like fire and flooding. Preventing and mitigating such impacts is a major drain on limited conservation resources. There is thus a
considerable need to understand which species are currently, or are likely to be, the most damaging. But how do you compare the enormous
range of impacts attributable to diverse alien taxa, acting on different levels of ecological complexity, and at different spatial and
An international team of experts, including six researchers of the C·I·B, have proposed a practical solution to this
problem. The paper, led by C·I·B Research Associate Tim Blackburn defines scenarios describing the levels of impact on
native species by different mechanisms.
Scenarios are designed so that successively higher categories reflect an increase in the order of magnitude of the particular impact
mechanism (e.g. impacts on native individuals, populations, communities), so that the magnitudes of impacts caused by different mechanisms
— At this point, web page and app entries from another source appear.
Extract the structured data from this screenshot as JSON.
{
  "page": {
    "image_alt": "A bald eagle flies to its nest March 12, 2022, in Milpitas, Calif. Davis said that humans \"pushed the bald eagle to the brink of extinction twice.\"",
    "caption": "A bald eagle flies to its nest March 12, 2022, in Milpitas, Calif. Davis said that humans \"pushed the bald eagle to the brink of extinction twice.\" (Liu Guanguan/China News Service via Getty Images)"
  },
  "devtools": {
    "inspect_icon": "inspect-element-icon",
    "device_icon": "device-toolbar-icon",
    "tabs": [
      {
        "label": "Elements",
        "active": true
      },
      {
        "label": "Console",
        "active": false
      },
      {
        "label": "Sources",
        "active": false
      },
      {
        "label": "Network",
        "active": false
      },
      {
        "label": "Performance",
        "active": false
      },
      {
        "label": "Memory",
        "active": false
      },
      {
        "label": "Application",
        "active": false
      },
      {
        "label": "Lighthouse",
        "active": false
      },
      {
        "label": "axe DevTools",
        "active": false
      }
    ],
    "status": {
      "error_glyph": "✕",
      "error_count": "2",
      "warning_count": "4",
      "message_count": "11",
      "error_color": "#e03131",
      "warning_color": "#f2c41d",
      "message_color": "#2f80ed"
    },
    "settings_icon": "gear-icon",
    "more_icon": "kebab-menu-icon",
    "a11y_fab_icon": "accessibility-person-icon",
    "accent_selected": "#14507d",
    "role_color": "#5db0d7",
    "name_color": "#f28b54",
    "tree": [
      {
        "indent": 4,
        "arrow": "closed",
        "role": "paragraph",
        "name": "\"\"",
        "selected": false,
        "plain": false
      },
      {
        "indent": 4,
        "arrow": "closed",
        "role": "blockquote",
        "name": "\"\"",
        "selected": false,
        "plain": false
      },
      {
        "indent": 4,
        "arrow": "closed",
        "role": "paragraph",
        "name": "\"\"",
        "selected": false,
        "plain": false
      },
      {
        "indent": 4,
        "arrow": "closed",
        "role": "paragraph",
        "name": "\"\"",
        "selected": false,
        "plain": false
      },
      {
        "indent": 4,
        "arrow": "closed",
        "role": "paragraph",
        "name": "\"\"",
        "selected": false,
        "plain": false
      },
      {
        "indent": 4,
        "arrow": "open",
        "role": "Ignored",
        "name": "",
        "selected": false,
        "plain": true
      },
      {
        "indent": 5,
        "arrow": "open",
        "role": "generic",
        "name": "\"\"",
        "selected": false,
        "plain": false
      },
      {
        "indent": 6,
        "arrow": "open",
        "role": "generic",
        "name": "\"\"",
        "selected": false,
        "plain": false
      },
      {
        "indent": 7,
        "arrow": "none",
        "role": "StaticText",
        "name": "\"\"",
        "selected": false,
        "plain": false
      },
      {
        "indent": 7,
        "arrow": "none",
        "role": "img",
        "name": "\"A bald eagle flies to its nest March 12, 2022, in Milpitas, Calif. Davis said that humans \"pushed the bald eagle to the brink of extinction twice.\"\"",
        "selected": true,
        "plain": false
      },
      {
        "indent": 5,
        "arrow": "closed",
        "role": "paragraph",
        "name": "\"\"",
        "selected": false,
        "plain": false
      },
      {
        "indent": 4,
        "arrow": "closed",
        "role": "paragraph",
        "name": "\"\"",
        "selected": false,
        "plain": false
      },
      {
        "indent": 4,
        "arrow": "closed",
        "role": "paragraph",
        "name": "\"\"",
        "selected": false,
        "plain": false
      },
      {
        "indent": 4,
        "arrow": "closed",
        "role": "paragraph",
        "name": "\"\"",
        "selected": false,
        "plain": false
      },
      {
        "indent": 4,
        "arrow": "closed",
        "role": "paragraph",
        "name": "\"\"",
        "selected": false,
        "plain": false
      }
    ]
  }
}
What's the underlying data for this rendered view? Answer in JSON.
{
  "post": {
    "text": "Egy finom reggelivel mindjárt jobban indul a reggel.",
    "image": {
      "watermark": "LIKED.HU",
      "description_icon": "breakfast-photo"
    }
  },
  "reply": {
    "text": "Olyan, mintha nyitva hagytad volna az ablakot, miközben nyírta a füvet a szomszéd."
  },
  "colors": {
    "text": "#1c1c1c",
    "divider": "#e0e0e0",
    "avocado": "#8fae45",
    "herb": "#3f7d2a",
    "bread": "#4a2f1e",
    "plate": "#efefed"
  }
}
are directly comparable. A species assigned to a higher impact category is considered to have had a greater harmful impact on some aspect
of an environment in which it is alien, than a species in a lower impact category.
Figure 1: The different categories in the scheme to classify the impacts of alien
species, and the relationships between them.
The scheme allows for the ranking of alien species from different animal and plant groups according to the magnitude of their
environmental impacts into lists of harmful species. It is designed to be similar in structure and logic to the widely adopted
International Union for Conservation of Nature (IUCN) Red List for categorizing extinction risk.
Like the IUCN Red List, it can be used to identify priority species for action, as required by international policies on biological
invasions. The scheme provides not only a basis for decision-making, but potentially also a formal indicator of progress towards the
achievement of the aims of Aichi target 9 on the identification and management of priority invasive alien species and the pathways by
which they arrive.
The publication in the journal PLoS Biology
is one product from the sImpact workshop
which took place in July 2013 in Leipzig, with funding from the Synthesis Centre for Biodiversity sciences (sDiv) of the German Centre for
Integrative Biodiversity Research (iDiv) Halle-Jena-Leipzig. C·I·B postdoc Sabrina Kumschick was leader and convenor of the
workshop. Other outcomes of the workshop included a paper in Conservation Biology.
Read the papers:
Blackburn, T.M.; Essl, F.; Evans, T.; Hulme, P.E.; Jeschke, J.M.; Kühn, I.; Kumschick, S.; Marková, Z.; Mrugala, A.; Nentwig, W.; Pergl, J.; Pyšek, P.; Rabitsch, W.; Ricciardi, A.; Richardson, D.M.; Sendek, A.; Vilŕ, M.; Wilson, J.R.U.; Winter, M.; Genovesi, P. and Bacher, S. (2014) A unified classification of alien species based on the magnitude of their environmental impacts. PLoS Biology 12(5).
Jeschke, J.M., Bacher, S., Blackburn, T.M, Dick, J.T.A., Essl, F., Evans, T., Gaertner, M., Hulme, P., Kuhn, I., Mrugala, A., Pergl, J., Pysek, P., Rabitsch, W., Ricciardi, A., Richardson, D.M., Sendek, A., Vila, M., Winter, M. and Kumschick, S. (2014) Defining the Impact of Non-Native Species. Conservation Biology.
Charles University, Prague (Czech)
Czech Academy of Science (Czech)
University of Fribourg
Wiener Zeitung (German)
For more information, contact Dr Sabrina Kumschick at email@example.com